Work instruction:
Give back the entire listing verbatim.

Supplied material:

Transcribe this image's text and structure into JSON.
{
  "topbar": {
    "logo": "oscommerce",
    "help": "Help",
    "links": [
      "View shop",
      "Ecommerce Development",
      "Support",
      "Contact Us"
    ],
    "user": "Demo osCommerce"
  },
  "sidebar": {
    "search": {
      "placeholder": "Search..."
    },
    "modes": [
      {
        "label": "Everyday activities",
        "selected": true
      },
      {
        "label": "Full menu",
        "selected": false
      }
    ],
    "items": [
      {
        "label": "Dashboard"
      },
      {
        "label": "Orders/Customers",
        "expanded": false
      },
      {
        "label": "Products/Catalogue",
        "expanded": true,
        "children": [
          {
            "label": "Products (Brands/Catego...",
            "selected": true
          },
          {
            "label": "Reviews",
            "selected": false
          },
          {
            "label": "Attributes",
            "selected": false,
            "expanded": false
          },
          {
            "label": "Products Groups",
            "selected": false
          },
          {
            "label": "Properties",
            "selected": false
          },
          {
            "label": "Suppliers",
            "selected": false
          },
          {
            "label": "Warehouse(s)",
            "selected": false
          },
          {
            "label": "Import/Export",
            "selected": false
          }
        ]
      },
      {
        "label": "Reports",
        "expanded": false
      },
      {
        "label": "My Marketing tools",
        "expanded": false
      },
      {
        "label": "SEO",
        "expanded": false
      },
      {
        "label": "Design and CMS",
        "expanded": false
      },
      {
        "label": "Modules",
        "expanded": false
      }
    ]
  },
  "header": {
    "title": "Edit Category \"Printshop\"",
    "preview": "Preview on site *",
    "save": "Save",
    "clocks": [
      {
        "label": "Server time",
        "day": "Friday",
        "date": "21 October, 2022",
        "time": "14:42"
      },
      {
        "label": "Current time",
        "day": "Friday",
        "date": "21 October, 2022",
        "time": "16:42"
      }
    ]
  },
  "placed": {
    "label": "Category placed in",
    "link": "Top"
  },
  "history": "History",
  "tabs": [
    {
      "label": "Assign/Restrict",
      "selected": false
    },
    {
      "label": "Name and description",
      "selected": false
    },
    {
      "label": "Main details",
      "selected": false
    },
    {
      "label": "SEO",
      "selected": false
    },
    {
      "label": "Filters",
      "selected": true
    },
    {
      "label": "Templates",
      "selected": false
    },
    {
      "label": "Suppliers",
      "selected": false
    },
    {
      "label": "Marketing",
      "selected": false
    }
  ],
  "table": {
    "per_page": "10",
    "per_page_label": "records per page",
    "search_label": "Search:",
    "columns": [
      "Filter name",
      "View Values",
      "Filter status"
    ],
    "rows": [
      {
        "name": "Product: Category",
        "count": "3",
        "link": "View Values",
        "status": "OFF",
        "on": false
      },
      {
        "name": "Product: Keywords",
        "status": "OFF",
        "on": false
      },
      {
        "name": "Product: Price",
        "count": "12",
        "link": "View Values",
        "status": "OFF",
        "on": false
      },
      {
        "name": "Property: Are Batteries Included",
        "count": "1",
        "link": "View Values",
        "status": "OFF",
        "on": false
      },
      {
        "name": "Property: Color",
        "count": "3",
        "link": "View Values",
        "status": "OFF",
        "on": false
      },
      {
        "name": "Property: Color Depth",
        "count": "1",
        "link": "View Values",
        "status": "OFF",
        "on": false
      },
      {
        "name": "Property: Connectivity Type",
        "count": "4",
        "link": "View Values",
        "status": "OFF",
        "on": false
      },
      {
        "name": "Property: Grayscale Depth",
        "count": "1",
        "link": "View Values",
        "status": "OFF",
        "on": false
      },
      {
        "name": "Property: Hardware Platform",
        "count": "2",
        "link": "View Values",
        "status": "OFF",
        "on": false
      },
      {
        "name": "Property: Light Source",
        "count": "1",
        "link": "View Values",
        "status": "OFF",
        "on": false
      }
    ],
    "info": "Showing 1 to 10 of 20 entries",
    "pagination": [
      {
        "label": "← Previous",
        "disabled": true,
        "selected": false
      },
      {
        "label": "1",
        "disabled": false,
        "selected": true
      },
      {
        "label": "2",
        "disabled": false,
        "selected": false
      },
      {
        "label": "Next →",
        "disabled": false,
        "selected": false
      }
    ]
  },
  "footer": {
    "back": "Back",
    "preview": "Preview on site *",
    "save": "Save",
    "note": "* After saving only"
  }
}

Your solution:
Transcribe this image's text and structure into JSON.
{
  "topbar": {
    "logo": "oscommerce",
    "help": "Help",
    "links": [
      "View shop",
      "Ecommerce Development",
      "Support",
      "Contact Us"
    ],
    "user": "Demo osCommerce"
  },
  "sidebar": {
    "search": {
      "placeholder": "Search..."
    },
    "modes": [
      {
        "label": "Everyday activities",
        "selected": true
      },
      {
        "label": "Full menu",
        "selected": false
      }
    ],
    "items": [
      {
        "label": "Dashboard"
      },
      {
        "label": "Orders/Customers",
        "expanded": false
      },
      {
        "label": "Products/Catalogue",
        "expanded": true,
        "children": [
          {
            "label": "Products (Brands/Catego...",
            "selected": true
          },
          {
            "label": "Reviews",
            "selected": false
          },
          {
            "label": "Attributes",
            "selected": false,
            "expanded": false
          },
          {
            "label": "Products Groups",
            "selected": false
          },
          {
            "label": "Properties",
            "selected": false
          },
          {
            "label": "Suppliers",
            "selected": false
          },
          {
            "label": "Warehouse(s)",
            "selected": false
          },
          {
            "label": "Import/Export",
            "selected": false
          }
        ]
      },
      {
        "label": "Reports",
        "expanded": false
      },
      {
        "label": "My Marketing tools",
        "expanded": false
      },
      {
        "label": "SEO",
        "expanded": false
      },
      {
        "label": "Design and CMS",
        "expanded": false
      },
      {
        "label": "Modules",
        "expanded": false
      }
    ]
  },
  "header": {
    "title": "Edit Category \"Printshop\"",
    "preview": "Preview on site *",
    "save": "Save",
    "clocks": [
      {
        "label": "Server time",
        "day": "Friday",
        "date": "21 October, 2022",
        "time": "14:42"
      },
      {
        "label": "Current time",
        "day": "Friday",
        "date": "21 October, 2022",
        "time": "16:42"
      }
    ]
  },
  "placed": {
    "label": "Category placed in",
    "link": "Top"
  },
  "history": "History",
  "tabs": [
    {
      "label": "Assign/Restrict",
      "selected": false
    },
    {
      "label": "Name and description",
      "selected": false
    },
    {
      "label": "Main details",
      "selected": false
    },
    {
      "label": "SEO",
      "selected": false
    },
    {
      "label": "Filters",
      "selected": true
    },
    {
      "label": "Templates",
      "selected": false
    },
    {
      "label": "Suppliers",
      "selected": false
    },
    {
      "label": "Marketing",
      "selected": false
    }
  ],
  "table": {
    "per_page": "10",
    "per_page_label": "records per page",
    "search_label": "Search:",
    "columns": [
      "Filter name",
      "View Values",
      "Filter status"
    ],
    "rows": [
      {
        "name": "Product: Category",
        "count": "3",
        "link": "View Values",
        "status": "OFF",
        "on": false
      },
      {
        "name": "Product: Keywords",
        "status": "OFF",
        "on": false
      },
      {
        "name": "Product: Price",
        "count": "12",
        "link": "View Values",
        "status": "OFF",
        "on": false
      },
      {
        "name": "Property: Are Batteries Included",
        "count": "1",
        "link": "View Values",
        "status": "OFF",
        "on": false
      },
      {
        "name": "Property: Color",
        "count": "3",
        "link": "View Values",
        "status": "OFF",
        "on": false
      },
      {
        "name": "Property: Color Depth",
        "count": "1",
        "link": "View Values",
        "status": "OFF",
        "on": false
      },
      {
        "name": "Property: Connectivity Type",
        "count": "4",
        "link": "View Values",
        "status": "OFF",
        "on": false
      },
      {
        "name": "Property: Grayscale Depth",
        "count": "1",
        "link": "View Values",
        "status": "OFF",
        "on": false
      },
      {
        "name": "Property: Hardware Platform",
        "count": "2",
        "link": "View Values",
        "status": "OFF",
        "on": false
      },
      {
        "name": "Property: Light Source",
        "count": "1",
        "link": "View Values",
        "status": "OFF",
        "on": false
      }
    ],
    "info": "Showing 1 to 10 of 20 entries",
    "pagination": [
      {
        "label": "← Previous",
        "disabled": true,
        "selected": false
      },
      {
        "label": "1",
        "disabled": false,
        "selected": true
      },
      {
        "label": "2",
        "disabled": false,
        "selected": false
      },
      {
        "label": "Next →",
        "disabled": false,
        "selected": false
      }
    ]
  },
  "footer": {
    "back": "Back",
    "preview": "Preview on site *",
    "save": "Save",
    "note": "* After saving only"
  }
}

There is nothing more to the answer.